ALBANESE: To me if you are serious about making real change in society, then you have to be a party of government. They are the ones that really make a difference.
SMITH: All right, let’s talk about preferences and extremists. The Greens today have released their policy plan. By 2030 – in ten and a half years’ time – they want 100 per cent renewable energy, a total ban on coal-generated power. We will have no baseload power. The whole country will fall on its knees. When is Bill Shorten going to disown the Greens like Scott Morrison has disowned One Nation today?
ALBANESE: Well we are opposed to the Greens. We seek people to vote Labor and of course. Why didn’t they put that forward until 2020? Why wait until 2030 if that is the sort of fantasy position that is put forward? But these fringe parties are able to do that, to put forward ideas that simply don’t stack up. They don’t have to pay for any of their promises.

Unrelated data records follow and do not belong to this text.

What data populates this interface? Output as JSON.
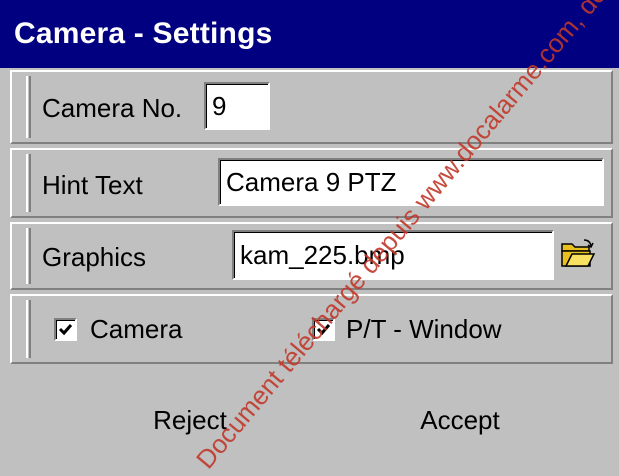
{
  "window": {
    "title": "Camera - Settings"
  },
  "camera_no": {
    "label": "Camera No.",
    "value": "9"
  },
  "hint_text": {
    "label": "Hint Text",
    "value": "Camera 9 PTZ"
  },
  "graphics": {
    "label": "Graphics",
    "value": "kam_225.bmp",
    "browse_icon": "open-folder-icon"
  },
  "options": {
    "camera": {
      "label": "Camera",
      "checked": true
    },
    "ptwindow": {
      "label": "P/T - Window",
      "checked": true
    }
  },
  "buttons": {
    "reject": "Reject",
    "accept": "Accept"
  },
  "watermark": "Document téléchargé depuis www.docalarme.com, de la documentation",
  "colors": {
    "titlebar": "#000080",
    "face": "#c0c0c0",
    "watermark": "#c0392b"
  }
}
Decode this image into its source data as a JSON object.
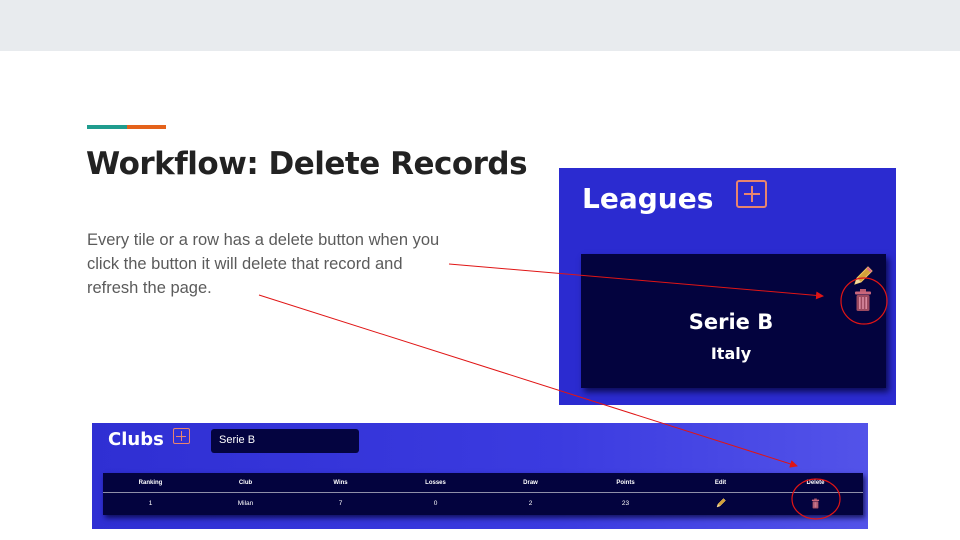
{
  "slide": {
    "title": "Workflow: Delete Records",
    "body": "Every tile or a row has a delete button when you click the button it will delete that record and refresh the page."
  },
  "leagues": {
    "title": "Leagues",
    "card": {
      "name": "Serie B",
      "country": "Italy"
    }
  },
  "clubs": {
    "title": "Clubs",
    "league_select_value": "Serie B",
    "columns": [
      "Ranking",
      "Club",
      "Wins",
      "Losses",
      "Draw",
      "Points",
      "Edit",
      "Delete"
    ],
    "rows": [
      {
        "ranking": "1",
        "club": "Milan",
        "wins": "7",
        "losses": "0",
        "draw": "2",
        "points": "23"
      }
    ]
  },
  "colors": {
    "accent_teal": "#1f9c8e",
    "accent_orange": "#e4621b",
    "app_blue": "#2b2bd0",
    "card_navy": "#03033e",
    "annotation_red": "#e01515",
    "add_icon": "#e8856e"
  },
  "icons": {
    "add": "plus-square-icon",
    "edit": "pencil-icon",
    "delete": "trash-icon"
  }
}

SMITH: You’ve been having an affair with the Greens for years. You have been having an affair with the Greens for years.
ALBANESE: As you full well know, Chris, I am in an electorate whereby my main opposition is the Greens at every election and it will be the case this time around again. So you can’t accuse me of having a close relationship with the Greens.
SMITH: Well we can accuse the Labor Party of hopping into bed with the Greens and back out and hopping back in again. You formed government one time with the Greens support?
ALBANESE: No, we didn’t form government with the Greens at all, ever. What we did do was have an agreement over confidence and supply, which someone had to do because no one had the absolute majority in the Parliament just as the current Government has an agreement over confidence and supply with a range of the crossbenchers.
SMITH: Okay, so what’s your message to voters who think the Greens are on the right track in pushing for 100 per cent renewables in ten and a half years’ time?
ALBANESE: Well it’s simply not a real promise. It doesn’t stack up economically. It would damage the economy. What we need to do is to transition in a sensible way to a clean energy economy. We know that the future is renewables, but that future can’t be done overnight and we need practical policies. And what the Greens do all the time, is to come up with with policies that that sound good because they know they’ll never be in a position to actually have to implement them and this is the same Greens political party that of course voted against a carbon pollution reduction scheme under the Rudd Government twice. If that had occurred then the last decade of war over energy policy would have been put to rest at that time.
SMITH: True. Very true. Thank you very much for your time this afternoon. Good to catch up.
ALBANESE: Always good to talk to you.